The decision marks the latest in a series of European court rulings striking down laws adopted by the Fidesz-KDNP-controlled parliament under Prime Minister Viktor Orbán.  Hungary’s parliament must now adopt a new law which conforms with EU standards.

The plaintiffs, two Hungarians citizens, were represented by Hungarian legal expert László Majtényi.

According to Majtényi, who was Hungary’s ombudsman for the protection of information between 1995 and 2001, whereas Hungarian police may only conduct secret surveillance of private citizens suspected of a crime with judicial approval, TEK requires neither suspicion of a crime nor judicial approval. All the Counter Terrorism Center needs – according to the Hungarian law challenged in the European Court of Human Rights – is the authorization of the justice minister.

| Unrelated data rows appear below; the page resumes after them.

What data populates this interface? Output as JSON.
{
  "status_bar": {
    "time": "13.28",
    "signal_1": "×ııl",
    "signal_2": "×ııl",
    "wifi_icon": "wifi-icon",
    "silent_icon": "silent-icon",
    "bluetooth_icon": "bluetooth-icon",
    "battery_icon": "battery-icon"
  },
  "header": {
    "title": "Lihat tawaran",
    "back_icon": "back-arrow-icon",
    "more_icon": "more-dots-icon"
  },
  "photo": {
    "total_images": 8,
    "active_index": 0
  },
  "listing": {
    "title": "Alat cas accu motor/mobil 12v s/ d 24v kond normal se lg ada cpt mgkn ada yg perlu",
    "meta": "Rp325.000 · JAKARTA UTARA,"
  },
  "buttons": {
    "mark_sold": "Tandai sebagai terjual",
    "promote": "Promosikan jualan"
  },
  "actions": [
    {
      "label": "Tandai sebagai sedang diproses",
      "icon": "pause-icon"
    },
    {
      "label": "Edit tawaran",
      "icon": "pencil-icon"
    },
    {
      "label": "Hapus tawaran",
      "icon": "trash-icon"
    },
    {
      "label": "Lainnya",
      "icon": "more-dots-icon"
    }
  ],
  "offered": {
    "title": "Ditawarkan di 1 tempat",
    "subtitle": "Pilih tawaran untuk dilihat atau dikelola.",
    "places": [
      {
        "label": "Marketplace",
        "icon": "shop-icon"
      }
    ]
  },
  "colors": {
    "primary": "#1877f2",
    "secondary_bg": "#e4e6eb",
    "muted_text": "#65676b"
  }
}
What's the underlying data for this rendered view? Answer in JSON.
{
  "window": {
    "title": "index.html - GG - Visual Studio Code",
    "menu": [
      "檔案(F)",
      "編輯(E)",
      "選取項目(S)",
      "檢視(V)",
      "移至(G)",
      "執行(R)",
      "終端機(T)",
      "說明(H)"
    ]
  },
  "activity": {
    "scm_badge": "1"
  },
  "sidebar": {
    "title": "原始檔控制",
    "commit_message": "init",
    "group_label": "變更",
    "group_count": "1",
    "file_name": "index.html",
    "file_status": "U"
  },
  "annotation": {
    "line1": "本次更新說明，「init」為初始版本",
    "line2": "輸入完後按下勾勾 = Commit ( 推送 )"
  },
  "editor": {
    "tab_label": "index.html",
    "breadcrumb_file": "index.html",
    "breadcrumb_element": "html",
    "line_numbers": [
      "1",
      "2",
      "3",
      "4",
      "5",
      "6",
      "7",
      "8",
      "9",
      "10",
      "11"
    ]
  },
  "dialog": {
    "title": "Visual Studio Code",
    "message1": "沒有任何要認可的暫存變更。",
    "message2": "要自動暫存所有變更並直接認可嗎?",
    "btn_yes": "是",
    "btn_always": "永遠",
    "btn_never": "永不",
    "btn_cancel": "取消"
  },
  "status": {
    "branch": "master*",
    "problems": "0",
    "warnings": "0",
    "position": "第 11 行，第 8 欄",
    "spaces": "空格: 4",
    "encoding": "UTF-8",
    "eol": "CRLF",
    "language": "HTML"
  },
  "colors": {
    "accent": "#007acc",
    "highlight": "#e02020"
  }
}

Majtényi argued that the law fails to ensure citizens’ right to privacy.

The court ruled that an independent body or judge in Hungary must decide whether such secret surveillance operations are justified.

Majtényi tells the Budapest Beacon that based on the ruling, Hungary’s parliament must modify the law.  He says that if the government fails to do so, then in theory all Hungarian citizens may sue the government on similar grounds because they are all affected and therefore have standing in court.